A still strong Canadian dollar means more families are likely to choose U.S. destinations for their winter vacations this year.
The chances are good, however, that most of those crossing the border won’t have adequate travel insurance, maintains Milan Korcok, editor of the Travel Insurance File.
Too many travellers rationalize their way out of buying travel insurance by touting how healthy they are, how small a risk they run by just staying out of the country for a weekend, or how if they did start to feel ill, they’d quickly pop back home, he maintains.
Here are just a few of the misconceptions that get people in trouble:
Myth #1: You Only Need Coverage Outside Canada
While it’s true that travelling within Canada presents a lesser risk, you’re not necessarily in the clear once you cross provincial borders.
While provinces and territories all have standing agreements that allow Canadians from other regions to seek emergency medical treatment without cost, that doesn’t mean all costs are covered.
You’ll still face out-of-pocket charges for things like ambulance fees, prescription drugs, or home care services – all of which can add up, particularly for older travellers.
If you get into trouble and need to head home to take advantage of a service or drug unavailable in the province you’re visiting, for instance, an air ambulance could cost you thousands of dollars.
Myth #2: Airlines Will Look After The Costs Of Cancelled Departures
Unfortunately, airlines often don’t help out with the costs incurred by travelers, particularly when a flight is cancelled due to weather – a common experience in Canada.
Generally, an overnight stay in a hotel, food and even the rebooking of a flight if necessary will be your responsibility – unless you’ve bought a trip cancellation package. Most packages cover things like lost luggage as well.
Shop around. Some policies only cover expenses after 12 hours of the delay while others are more generous. Either way, you’ll only collect only if you can prove that you tried and couldn’t recover your losses from the airline or tour packager, Korcok cautions.
Myth #3: My Age Or Health Means I Won’t Qualify
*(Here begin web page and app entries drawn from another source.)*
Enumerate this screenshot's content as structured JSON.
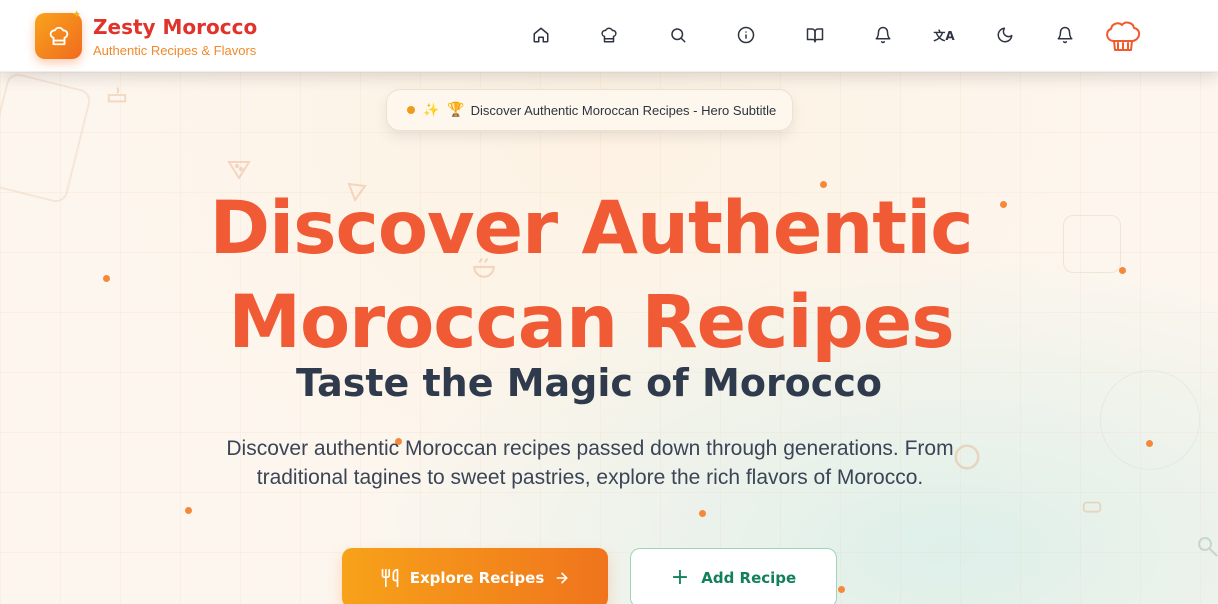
{
  "brand": {
    "title": "Zesty Morocco",
    "subtitle": "Authentic Recipes & Flavors",
    "logo_icon": "chef-hat-icon"
  },
  "nav": {
    "items": [
      {
        "icon": "home-icon"
      },
      {
        "icon": "chef-hat-icon"
      },
      {
        "icon": "search-icon"
      },
      {
        "icon": "info-icon"
      },
      {
        "icon": "book-open-icon"
      },
      {
        "icon": "bell-icon"
      },
      {
        "icon": "translate-icon",
        "glyph": "文A"
      },
      {
        "icon": "moon-icon"
      },
      {
        "icon": "notification-bell-icon"
      }
    ],
    "avatar_icon": "chef-hat-avatar-icon"
  },
  "hero": {
    "badge_text": "Discover Authentic Moroccan Recipes - Hero Subtitle",
    "badge_trophy": "🏆",
    "title_line1": "Discover Authentic",
    "title_line2": "Moroccan Recipes",
    "subtitle": "Taste the Magic of Morocco",
    "description": "Discover authentic Moroccan recipes passed down through generations. From traditional tagines to sweet pastries, explore the rich flavors of Morocco.",
    "primary_button": "Explore Recipes",
    "secondary_button": "Add Recipe"
  },
  "colors": {
    "brand_red": "#e0332b",
    "brand_orange": "#f08a2c",
    "hero_title": "#f05a35",
    "subtitle": "#2f3b4c",
    "secondary_green": "#12805c"
  }
}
There are plans with no age limits available. While some high-risk or unstable medical conditions can’t be covered, it’s still possible for you to qualify for coverage for expenses that aren’t related to your existing health issue, Travel Insurance File reports.
Don’t be tempted to lie about your medical status in the hope of the insurer not finding out you had a pre-existing condition.
Being up front means that an unexpected illness or injury, like food poisoning or a broken bone, would still be covered since it had nothing to do with your previous health.
Myth #4: My Credit Card Will Cover Any Costs
Many travel rewards credit cards offer trip protection as a cardholder perk. However, most don’t provide the full extent of coverage contained in a standard travel insurance package.
They often only cover accidents, not illness. More often than not, your coverage is also limited to travel costs that were paid for with that card.
If you’re heading to a high-risk destination or traveling to airports in remote locations, make sure your credit card travel insurance package includes lost baggage protection, trip cancellation coverage and other basics.
In some cases, you may want to consider buying extended coverage to make sure you’re fully protected for the entire trip.
Myth #5: Travel Policies Are Simply Too Expensive
Although it may seem expensive, travel insurance is actually very affordable when you look at the downside, Korcok maintains.
For frequent border crossers, there’s no substitute for the annual, multi-trip policy, he believes. You buy it once a year and you can take as many trips as you wish out of the country without having to fill out more applications, or making additional payments.
These multi-trip plans come in blocks of several different periods. For instance, if you buy a 15-day policy, you can take an unlimited number of days up to but not exceeding 15 days throughout the year.
One limitation is that you must return to your home province for at least one day between travel segments, he adds.